··· Given data ···

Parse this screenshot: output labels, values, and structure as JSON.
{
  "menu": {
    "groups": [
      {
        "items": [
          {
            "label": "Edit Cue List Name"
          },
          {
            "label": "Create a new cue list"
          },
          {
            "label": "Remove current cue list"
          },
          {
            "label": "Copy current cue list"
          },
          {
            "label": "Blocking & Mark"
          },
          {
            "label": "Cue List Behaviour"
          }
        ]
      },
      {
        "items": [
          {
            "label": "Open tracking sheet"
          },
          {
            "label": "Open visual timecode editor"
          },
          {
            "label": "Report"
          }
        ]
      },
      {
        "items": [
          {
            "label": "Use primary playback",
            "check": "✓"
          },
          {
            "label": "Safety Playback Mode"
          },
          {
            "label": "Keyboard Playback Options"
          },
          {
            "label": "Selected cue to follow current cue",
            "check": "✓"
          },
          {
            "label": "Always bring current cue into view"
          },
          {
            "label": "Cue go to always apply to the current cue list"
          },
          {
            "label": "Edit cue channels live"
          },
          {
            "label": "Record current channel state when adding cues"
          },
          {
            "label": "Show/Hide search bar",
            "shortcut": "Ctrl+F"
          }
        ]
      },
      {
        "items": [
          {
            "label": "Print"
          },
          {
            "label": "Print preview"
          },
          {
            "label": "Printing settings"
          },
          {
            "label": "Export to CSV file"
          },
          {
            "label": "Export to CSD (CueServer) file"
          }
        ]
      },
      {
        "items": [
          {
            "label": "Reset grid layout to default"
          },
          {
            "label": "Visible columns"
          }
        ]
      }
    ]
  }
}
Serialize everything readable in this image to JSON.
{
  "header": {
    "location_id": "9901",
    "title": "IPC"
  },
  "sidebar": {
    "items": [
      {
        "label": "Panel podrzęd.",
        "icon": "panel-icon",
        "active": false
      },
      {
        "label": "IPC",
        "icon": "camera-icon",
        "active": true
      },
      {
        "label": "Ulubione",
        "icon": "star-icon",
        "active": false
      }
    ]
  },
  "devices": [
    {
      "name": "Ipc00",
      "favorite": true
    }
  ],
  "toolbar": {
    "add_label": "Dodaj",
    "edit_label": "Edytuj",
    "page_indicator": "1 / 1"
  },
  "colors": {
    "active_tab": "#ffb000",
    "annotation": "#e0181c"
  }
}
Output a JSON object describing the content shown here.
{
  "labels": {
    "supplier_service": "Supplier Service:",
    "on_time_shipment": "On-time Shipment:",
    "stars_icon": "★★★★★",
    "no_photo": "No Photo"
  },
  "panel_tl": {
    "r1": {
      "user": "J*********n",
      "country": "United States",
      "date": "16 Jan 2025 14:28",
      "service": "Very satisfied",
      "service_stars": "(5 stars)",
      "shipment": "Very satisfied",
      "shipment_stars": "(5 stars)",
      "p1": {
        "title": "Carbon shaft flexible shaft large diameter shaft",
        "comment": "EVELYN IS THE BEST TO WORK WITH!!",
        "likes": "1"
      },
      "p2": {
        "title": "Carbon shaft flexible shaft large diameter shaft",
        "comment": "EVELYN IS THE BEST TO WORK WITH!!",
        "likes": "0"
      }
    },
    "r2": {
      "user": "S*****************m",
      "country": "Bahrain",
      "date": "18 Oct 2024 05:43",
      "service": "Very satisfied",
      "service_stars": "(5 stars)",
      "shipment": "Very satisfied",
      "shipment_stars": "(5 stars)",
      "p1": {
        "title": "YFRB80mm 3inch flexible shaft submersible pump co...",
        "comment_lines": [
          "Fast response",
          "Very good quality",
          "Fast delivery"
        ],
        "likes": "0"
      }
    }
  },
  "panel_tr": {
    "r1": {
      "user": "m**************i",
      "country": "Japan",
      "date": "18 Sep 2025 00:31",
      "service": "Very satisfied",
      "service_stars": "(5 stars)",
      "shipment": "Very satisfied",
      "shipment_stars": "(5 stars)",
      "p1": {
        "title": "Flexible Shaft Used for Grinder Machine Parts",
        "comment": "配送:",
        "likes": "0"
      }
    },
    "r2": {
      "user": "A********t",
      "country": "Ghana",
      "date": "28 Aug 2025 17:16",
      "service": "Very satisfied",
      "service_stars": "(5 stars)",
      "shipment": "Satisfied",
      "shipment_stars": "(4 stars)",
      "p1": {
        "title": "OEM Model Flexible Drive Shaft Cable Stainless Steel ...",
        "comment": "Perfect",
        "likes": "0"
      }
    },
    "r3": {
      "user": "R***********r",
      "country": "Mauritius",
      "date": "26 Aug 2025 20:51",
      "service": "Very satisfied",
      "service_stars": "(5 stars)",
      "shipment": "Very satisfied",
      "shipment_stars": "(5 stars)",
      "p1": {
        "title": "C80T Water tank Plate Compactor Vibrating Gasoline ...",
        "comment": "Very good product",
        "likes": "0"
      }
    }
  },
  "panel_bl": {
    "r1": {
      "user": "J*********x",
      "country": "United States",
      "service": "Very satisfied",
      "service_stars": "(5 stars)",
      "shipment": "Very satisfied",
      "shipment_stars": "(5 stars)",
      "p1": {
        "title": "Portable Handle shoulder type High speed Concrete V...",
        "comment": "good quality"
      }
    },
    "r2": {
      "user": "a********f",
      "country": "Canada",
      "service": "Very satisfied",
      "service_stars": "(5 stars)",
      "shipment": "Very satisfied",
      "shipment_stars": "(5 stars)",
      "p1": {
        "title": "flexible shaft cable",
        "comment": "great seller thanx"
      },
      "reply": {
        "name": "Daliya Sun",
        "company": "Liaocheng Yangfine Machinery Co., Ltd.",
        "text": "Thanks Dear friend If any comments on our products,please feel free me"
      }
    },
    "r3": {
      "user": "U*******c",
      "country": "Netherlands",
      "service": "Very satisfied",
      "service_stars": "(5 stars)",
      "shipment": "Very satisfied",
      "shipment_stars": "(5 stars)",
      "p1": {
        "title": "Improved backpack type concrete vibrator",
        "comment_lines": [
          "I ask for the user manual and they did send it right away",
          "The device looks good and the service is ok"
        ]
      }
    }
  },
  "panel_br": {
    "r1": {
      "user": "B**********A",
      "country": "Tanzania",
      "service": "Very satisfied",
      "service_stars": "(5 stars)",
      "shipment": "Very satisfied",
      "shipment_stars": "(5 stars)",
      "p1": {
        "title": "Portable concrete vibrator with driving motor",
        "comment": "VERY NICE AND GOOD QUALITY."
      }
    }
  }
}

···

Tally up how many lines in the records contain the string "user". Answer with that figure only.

◆ Task solution ◆
10